── Data supplied
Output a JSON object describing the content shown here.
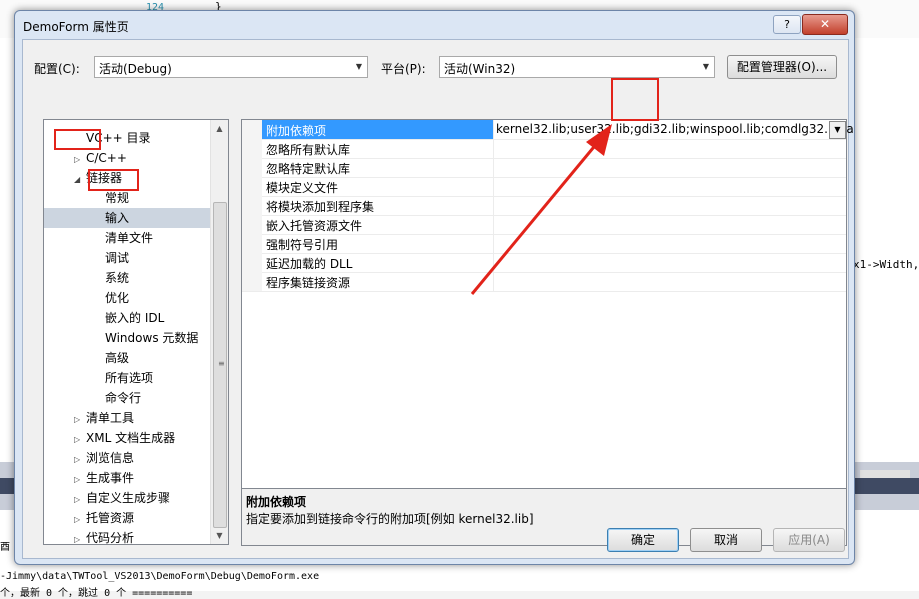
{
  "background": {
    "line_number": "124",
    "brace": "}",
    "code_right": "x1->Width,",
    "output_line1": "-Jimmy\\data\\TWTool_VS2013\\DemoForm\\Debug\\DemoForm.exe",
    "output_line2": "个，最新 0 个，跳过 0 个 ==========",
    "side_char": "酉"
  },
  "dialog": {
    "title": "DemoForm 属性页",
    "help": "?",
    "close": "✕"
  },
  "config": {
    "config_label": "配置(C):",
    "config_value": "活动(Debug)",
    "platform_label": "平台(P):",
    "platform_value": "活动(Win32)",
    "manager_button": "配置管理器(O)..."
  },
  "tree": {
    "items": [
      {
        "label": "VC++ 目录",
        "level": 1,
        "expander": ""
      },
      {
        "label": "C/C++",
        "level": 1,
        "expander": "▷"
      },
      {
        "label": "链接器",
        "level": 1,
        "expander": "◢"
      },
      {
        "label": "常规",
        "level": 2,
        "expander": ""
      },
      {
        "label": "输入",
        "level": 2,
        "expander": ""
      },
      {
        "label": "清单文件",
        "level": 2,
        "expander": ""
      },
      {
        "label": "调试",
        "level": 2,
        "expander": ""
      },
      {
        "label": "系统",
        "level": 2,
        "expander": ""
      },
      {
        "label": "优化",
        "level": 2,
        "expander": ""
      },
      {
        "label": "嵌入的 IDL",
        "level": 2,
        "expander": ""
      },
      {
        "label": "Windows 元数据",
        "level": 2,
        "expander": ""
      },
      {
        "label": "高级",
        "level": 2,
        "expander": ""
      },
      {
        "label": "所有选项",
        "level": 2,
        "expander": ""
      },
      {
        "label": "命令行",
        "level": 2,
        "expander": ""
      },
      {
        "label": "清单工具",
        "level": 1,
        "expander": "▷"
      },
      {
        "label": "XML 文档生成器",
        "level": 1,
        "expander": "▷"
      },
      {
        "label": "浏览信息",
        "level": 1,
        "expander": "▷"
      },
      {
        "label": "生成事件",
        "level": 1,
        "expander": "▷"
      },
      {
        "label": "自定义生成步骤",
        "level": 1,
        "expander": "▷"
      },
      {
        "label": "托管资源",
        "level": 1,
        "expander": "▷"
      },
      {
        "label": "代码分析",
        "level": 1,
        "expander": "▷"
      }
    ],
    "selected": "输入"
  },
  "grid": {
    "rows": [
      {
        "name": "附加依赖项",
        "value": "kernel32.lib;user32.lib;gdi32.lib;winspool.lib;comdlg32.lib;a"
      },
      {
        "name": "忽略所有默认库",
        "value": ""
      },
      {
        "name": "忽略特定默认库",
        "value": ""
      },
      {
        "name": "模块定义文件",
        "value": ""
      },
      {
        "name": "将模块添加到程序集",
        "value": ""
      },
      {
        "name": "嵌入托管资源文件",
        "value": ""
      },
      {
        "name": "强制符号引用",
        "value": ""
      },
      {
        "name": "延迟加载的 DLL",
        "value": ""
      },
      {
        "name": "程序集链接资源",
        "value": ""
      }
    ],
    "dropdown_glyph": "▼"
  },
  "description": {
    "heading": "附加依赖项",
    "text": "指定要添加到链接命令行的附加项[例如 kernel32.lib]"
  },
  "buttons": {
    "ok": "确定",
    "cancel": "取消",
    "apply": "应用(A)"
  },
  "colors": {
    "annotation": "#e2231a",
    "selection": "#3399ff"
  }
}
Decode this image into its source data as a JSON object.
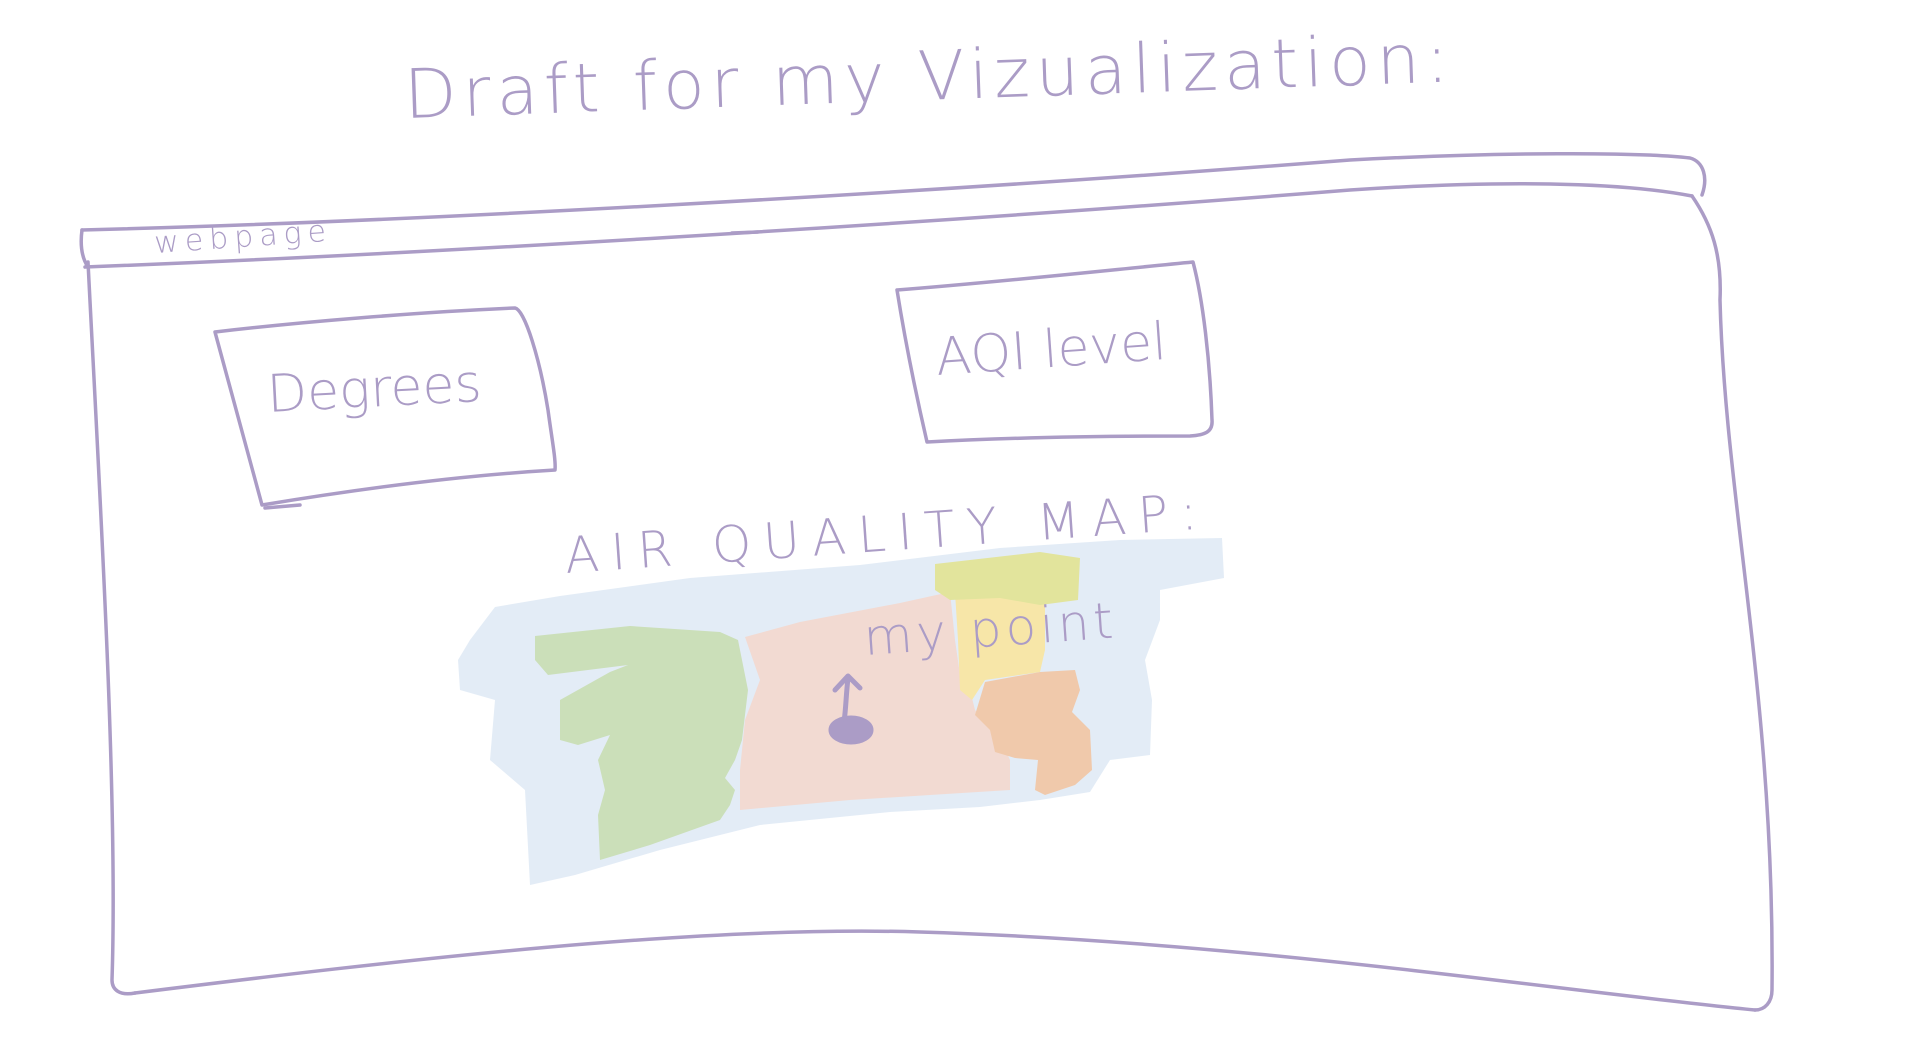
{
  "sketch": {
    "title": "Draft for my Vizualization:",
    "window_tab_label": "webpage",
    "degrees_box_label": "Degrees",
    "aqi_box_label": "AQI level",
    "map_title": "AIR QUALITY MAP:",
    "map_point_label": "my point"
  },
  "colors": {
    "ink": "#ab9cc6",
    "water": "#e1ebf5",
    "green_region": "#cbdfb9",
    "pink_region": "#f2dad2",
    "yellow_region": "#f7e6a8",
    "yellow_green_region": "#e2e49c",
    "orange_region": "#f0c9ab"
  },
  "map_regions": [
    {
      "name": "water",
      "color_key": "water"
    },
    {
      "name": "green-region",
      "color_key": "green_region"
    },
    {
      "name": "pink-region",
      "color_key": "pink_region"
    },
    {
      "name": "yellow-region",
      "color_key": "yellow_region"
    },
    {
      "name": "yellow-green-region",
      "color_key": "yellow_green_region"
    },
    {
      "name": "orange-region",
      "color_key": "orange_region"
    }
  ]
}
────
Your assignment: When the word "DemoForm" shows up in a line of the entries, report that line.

Task solution:
    "output_line1": "-Jimmy\\data\\TWTool_VS2013\\DemoForm\\Debug\\DemoForm.exe",
    "title": "DemoForm 属性页",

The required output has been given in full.